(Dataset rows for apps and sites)

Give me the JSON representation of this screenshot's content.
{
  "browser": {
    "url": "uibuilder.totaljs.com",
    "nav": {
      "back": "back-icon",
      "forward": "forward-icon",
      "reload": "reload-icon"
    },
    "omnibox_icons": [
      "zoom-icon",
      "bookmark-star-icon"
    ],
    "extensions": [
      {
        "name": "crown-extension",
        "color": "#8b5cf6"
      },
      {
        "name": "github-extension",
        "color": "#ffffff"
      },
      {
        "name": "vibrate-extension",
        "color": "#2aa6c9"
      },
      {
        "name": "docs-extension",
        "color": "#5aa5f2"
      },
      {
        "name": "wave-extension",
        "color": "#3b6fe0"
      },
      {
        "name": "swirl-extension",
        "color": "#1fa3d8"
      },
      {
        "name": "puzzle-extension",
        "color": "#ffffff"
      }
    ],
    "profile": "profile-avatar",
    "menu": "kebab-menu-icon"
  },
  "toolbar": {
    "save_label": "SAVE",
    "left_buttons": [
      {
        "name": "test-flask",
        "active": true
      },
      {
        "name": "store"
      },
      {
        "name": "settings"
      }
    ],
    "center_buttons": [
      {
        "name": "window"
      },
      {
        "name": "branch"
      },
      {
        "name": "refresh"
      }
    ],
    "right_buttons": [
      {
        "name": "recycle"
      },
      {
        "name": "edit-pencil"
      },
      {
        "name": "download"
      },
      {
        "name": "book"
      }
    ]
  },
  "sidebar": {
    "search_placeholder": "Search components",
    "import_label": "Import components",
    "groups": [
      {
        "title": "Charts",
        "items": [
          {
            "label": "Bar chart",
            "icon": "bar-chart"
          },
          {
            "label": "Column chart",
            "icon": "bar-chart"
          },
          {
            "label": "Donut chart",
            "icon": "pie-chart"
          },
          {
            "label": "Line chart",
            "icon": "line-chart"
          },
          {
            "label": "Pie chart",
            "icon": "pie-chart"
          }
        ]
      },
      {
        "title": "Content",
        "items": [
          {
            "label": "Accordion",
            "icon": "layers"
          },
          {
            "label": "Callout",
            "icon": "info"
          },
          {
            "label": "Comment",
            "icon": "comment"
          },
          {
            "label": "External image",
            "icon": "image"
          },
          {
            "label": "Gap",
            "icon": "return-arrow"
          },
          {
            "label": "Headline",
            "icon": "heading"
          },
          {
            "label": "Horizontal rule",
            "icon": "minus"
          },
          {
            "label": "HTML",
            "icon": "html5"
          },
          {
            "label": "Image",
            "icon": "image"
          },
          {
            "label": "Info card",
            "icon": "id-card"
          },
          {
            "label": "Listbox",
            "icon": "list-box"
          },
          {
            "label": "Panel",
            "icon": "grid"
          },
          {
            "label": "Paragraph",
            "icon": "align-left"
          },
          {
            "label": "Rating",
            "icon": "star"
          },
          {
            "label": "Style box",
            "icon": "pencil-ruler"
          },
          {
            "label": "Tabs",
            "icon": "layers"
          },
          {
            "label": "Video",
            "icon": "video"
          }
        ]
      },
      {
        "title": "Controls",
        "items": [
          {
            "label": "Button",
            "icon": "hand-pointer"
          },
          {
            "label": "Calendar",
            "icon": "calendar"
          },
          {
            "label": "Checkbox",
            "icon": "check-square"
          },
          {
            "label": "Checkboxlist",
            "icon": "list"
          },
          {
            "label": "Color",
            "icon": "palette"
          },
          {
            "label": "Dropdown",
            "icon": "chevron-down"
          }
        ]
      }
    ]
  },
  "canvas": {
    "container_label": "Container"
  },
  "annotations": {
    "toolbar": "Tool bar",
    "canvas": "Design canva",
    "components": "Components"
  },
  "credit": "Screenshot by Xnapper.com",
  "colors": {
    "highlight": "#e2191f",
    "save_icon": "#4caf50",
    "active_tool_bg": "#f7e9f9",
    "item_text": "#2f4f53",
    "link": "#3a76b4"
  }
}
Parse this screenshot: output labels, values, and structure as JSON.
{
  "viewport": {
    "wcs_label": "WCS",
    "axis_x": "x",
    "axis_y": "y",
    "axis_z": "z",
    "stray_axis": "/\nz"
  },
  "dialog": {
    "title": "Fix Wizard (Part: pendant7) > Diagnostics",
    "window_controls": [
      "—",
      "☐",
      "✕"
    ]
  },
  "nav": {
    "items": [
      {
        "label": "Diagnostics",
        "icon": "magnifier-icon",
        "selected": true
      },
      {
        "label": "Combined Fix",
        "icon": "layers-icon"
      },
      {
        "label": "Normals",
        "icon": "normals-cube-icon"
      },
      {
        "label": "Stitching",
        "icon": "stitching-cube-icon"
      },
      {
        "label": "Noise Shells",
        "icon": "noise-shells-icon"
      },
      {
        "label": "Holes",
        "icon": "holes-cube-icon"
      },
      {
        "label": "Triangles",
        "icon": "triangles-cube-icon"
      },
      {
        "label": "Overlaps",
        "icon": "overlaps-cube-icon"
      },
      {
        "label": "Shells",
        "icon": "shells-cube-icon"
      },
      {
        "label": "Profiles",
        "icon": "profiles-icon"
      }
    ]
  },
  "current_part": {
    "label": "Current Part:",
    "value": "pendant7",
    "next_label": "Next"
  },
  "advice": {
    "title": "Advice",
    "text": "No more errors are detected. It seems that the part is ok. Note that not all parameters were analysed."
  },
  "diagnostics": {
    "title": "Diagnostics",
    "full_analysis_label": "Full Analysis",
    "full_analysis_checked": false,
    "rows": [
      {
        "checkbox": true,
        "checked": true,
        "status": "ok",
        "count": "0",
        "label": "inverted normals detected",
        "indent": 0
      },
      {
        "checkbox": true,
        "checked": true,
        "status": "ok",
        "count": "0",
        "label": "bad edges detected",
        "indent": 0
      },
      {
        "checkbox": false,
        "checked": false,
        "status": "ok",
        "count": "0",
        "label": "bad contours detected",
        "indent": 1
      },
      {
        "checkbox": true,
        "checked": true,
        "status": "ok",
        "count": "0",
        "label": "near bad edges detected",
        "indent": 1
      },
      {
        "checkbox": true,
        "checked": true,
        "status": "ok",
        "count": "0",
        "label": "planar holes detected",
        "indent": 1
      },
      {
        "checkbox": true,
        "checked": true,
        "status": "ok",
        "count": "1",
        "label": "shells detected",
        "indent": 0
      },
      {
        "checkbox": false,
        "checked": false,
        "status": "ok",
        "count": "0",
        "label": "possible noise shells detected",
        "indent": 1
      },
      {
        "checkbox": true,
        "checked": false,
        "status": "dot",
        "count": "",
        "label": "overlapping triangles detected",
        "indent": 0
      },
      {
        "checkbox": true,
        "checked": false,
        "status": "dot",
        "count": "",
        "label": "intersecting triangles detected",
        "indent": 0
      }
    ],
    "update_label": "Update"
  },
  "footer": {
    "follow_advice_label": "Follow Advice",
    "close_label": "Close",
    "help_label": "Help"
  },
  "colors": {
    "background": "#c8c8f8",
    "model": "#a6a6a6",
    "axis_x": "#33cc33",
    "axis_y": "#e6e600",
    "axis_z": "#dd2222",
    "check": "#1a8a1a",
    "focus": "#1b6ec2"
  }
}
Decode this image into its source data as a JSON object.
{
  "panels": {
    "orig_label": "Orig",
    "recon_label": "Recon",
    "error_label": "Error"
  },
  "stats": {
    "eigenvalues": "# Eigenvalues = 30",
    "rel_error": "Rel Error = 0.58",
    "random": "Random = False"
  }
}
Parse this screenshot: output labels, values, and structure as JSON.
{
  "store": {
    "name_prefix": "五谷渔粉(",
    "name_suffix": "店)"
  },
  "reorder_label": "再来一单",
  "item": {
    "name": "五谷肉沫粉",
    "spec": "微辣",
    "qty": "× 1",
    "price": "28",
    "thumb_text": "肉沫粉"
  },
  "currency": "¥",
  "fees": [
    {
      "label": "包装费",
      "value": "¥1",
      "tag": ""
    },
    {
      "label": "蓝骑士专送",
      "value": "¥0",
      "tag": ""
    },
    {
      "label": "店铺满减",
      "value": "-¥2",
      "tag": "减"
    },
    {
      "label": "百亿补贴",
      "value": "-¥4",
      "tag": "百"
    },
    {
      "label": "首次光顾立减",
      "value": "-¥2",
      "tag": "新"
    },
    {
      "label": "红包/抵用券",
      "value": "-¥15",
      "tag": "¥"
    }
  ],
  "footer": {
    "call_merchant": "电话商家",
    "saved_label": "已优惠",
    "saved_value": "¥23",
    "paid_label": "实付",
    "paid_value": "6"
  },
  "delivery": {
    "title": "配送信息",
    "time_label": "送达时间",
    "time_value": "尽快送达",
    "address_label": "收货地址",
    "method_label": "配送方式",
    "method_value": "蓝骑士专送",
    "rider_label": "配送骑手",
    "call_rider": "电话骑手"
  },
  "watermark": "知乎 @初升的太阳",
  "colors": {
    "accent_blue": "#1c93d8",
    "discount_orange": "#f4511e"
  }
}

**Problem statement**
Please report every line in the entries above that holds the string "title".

**Written solution**
        "title": "Charts",
        "title": "Content",
        "title": "Controls",
    "title": "Fix Wizard (Part: pendant7) > Diagnostics",
    "title": "Advice",
    "title": "Diagnostics",
    "title": "配送信息",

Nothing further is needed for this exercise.